Watch out for the rebirth of the Moyie Pub next year
“Perceptions” by Gerry Warner
Santa Claus may have a special treat in his bag this year for all those – and there are many – who have enjoyed a cold glass of suds and a plate of steaming fish and chips in the Moyie Pub over the years.
The “gift” won’t actually arrive until around May of 2017 when the new owner of the historic 1926 watering hole hopes to throw open the doors on a refurbished, family-friendly building that will appeal to everyone that enjoys a cold beer on a hot day and something to eat to go with it.
“It will still be a public house,” says Rob Chauncey, a former Pitt River businessman now living in the old hotel with his wife and young daughter. “But it will be more family orientated and we want to take greater advantage of being right on the lake.”
The now shuttered pub was in the news recently when an old and somewhat mysterious train bell was returned to the small lakeside village after being sold to a Cranbrook antique dealer. After hearing about the bell’s sale, Moyie residents rallied and raised $2,700 in less than 24 hours to buy it back and donate it to the Moyie Museum.
“It should be in the bar or the museum. It wasn’t theirs to sell,” says Amie Lubbers, an advertising consultant with Koocanusa Publications in Cranbrook and a Moyie resident. Repatriation of the brass bell rumored to have been on a steam train that plunged into the lake near Moyie in November 1925 was fine with him, says Chauncey, who contributed $500 to the purchase himself.
Sale of the bell was a move that went “sideways” on the new owners, says Chauncey, who has a silent partner in the venture. “I had no idea what the bell actually meant to the people of Moyie.
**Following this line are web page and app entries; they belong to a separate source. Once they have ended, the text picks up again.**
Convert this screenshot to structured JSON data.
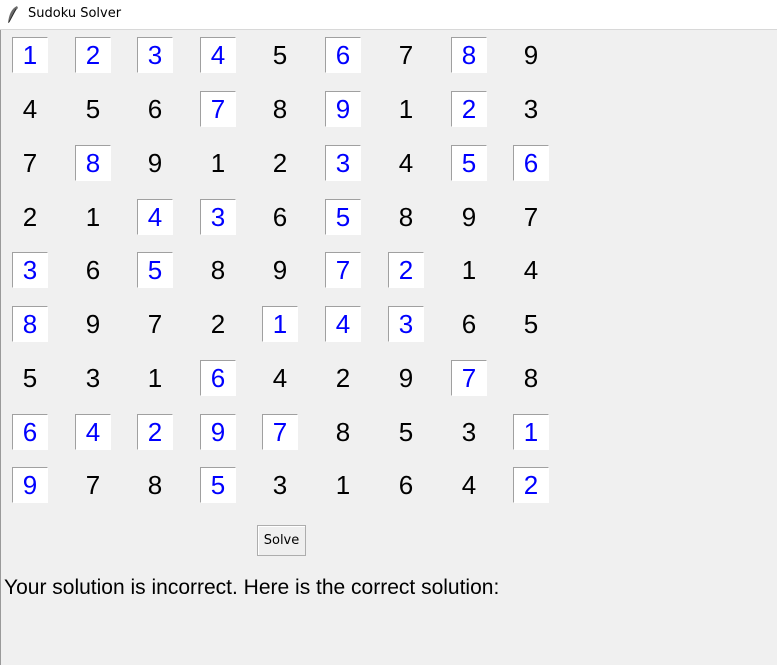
{
  "window": {
    "title": "Sudoku Solver",
    "icon": "feather-icon"
  },
  "board": {
    "rows": [
      [
        {
          "v": "1",
          "editable": true
        },
        {
          "v": "2",
          "editable": true
        },
        {
          "v": "3",
          "editable": true
        },
        {
          "v": "4",
          "editable": true
        },
        {
          "v": "5",
          "editable": false
        },
        {
          "v": "6",
          "editable": true
        },
        {
          "v": "7",
          "editable": false
        },
        {
          "v": "8",
          "editable": true
        },
        {
          "v": "9",
          "editable": false
        }
      ],
      [
        {
          "v": "4",
          "editable": false
        },
        {
          "v": "5",
          "editable": false
        },
        {
          "v": "6",
          "editable": false
        },
        {
          "v": "7",
          "editable": true
        },
        {
          "v": "8",
          "editable": false
        },
        {
          "v": "9",
          "editable": true
        },
        {
          "v": "1",
          "editable": false
        },
        {
          "v": "2",
          "editable": true
        },
        {
          "v": "3",
          "editable": false
        }
      ],
      [
        {
          "v": "7",
          "editable": false
        },
        {
          "v": "8",
          "editable": true
        },
        {
          "v": "9",
          "editable": false
        },
        {
          "v": "1",
          "editable": false
        },
        {
          "v": "2",
          "editable": false
        },
        {
          "v": "3",
          "editable": true
        },
        {
          "v": "4",
          "editable": false
        },
        {
          "v": "5",
          "editable": true
        },
        {
          "v": "6",
          "editable": true
        }
      ],
      [
        {
          "v": "2",
          "editable": false
        },
        {
          "v": "1",
          "editable": false
        },
        {
          "v": "4",
          "editable": true
        },
        {
          "v": "3",
          "editable": true
        },
        {
          "v": "6",
          "editable": false
        },
        {
          "v": "5",
          "editable": true
        },
        {
          "v": "8",
          "editable": false
        },
        {
          "v": "9",
          "editable": false
        },
        {
          "v": "7",
          "editable": false
        }
      ],
      [
        {
          "v": "3",
          "editable": true
        },
        {
          "v": "6",
          "editable": false
        },
        {
          "v": "5",
          "editable": true
        },
        {
          "v": "8",
          "editable": false
        },
        {
          "v": "9",
          "editable": false
        },
        {
          "v": "7",
          "editable": true
        },
        {
          "v": "2",
          "editable": true
        },
        {
          "v": "1",
          "editable": false
        },
        {
          "v": "4",
          "editable": false
        }
      ],
      [
        {
          "v": "8",
          "editable": true
        },
        {
          "v": "9",
          "editable": false
        },
        {
          "v": "7",
          "editable": false
        },
        {
          "v": "2",
          "editable": false
        },
        {
          "v": "1",
          "editable": true
        },
        {
          "v": "4",
          "editable": true
        },
        {
          "v": "3",
          "editable": true
        },
        {
          "v": "6",
          "editable": false
        },
        {
          "v": "5",
          "editable": false
        }
      ],
      [
        {
          "v": "5",
          "editable": false
        },
        {
          "v": "3",
          "editable": false
        },
        {
          "v": "1",
          "editable": false
        },
        {
          "v": "6",
          "editable": true
        },
        {
          "v": "4",
          "editable": false
        },
        {
          "v": "2",
          "editable": false
        },
        {
          "v": "9",
          "editable": false
        },
        {
          "v": "7",
          "editable": true
        },
        {
          "v": "8",
          "editable": false
        }
      ],
      [
        {
          "v": "6",
          "editable": true
        },
        {
          "v": "4",
          "editable": true
        },
        {
          "v": "2",
          "editable": true
        },
        {
          "v": "9",
          "editable": true
        },
        {
          "v": "7",
          "editable": true
        },
        {
          "v": "8",
          "editable": false
        },
        {
          "v": "5",
          "editable": false
        },
        {
          "v": "3",
          "editable": false
        },
        {
          "v": "1",
          "editable": true
        }
      ],
      [
        {
          "v": "9",
          "editable": true
        },
        {
          "v": "7",
          "editable": false
        },
        {
          "v": "8",
          "editable": false
        },
        {
          "v": "5",
          "editable": true
        },
        {
          "v": "3",
          "editable": false
        },
        {
          "v": "1",
          "editable": false
        },
        {
          "v": "6",
          "editable": false
        },
        {
          "v": "4",
          "editable": false
        },
        {
          "v": "2",
          "editable": true
        }
      ]
    ],
    "colors": {
      "given": "#000000",
      "entry": "#0000ff"
    }
  },
  "controls": {
    "solve_label": "Solve"
  },
  "status": {
    "message": "Your solution is incorrect. Here is the correct solution:"
  }
}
If I’d known, I would have donated it myself.”
Now that the bell issue has been resolved, Chauncey says he just wants to get on with completing refurbishment of the hotel which has slowed down in recent months because of some financial setbacks the new owners have experienced. But this is “normal” in a project of this nature and when you’re dealing with the expenses of trying to bring an almost century old wooden building back to life, he says.
“When we got into the building, we realized it needed a lot of work. But when you really get into the building you get a sense of what the building could be,” he says. The partners originally hoped to reopen the pub last May, but when they realized the amount of upgrading they faced, starting with the plumbing and bathrooms they decided to put the opening off until May of 2017.
“We had to make the building safe electrically and structurally so most of our budget went into restructuring things rather than just upgrading which took us to the off-season and we figured why rush it then when we could do things properly.”
When the pub re-opens, it will have more of a sports bar atmosphere and a family atmosphere as well, Chauncey says. “It will have a new layout and be more open. There will be a water feature at the bar and a games room and there will be a new floor.” But the popular outdoor patio will remain and some apartments may be added on the top floor, he says.
And contrary to rumors, the partners have enough money to finish the project, he says. “There have been some hiccups along the way and I’m not going to say money has never been an issue. Money is always an issue. But we’re not even close to giving up on the place. We’re moving along. It’s not like things aren’t getting done.”
Chauncey says people who’ve have had a peek at the renovations inside have been impressed. “They were wowed. We’re bringing it up a notch.”
Gerry Warner is a retired journalist, who has hoisted a few in the Moyie pub himself.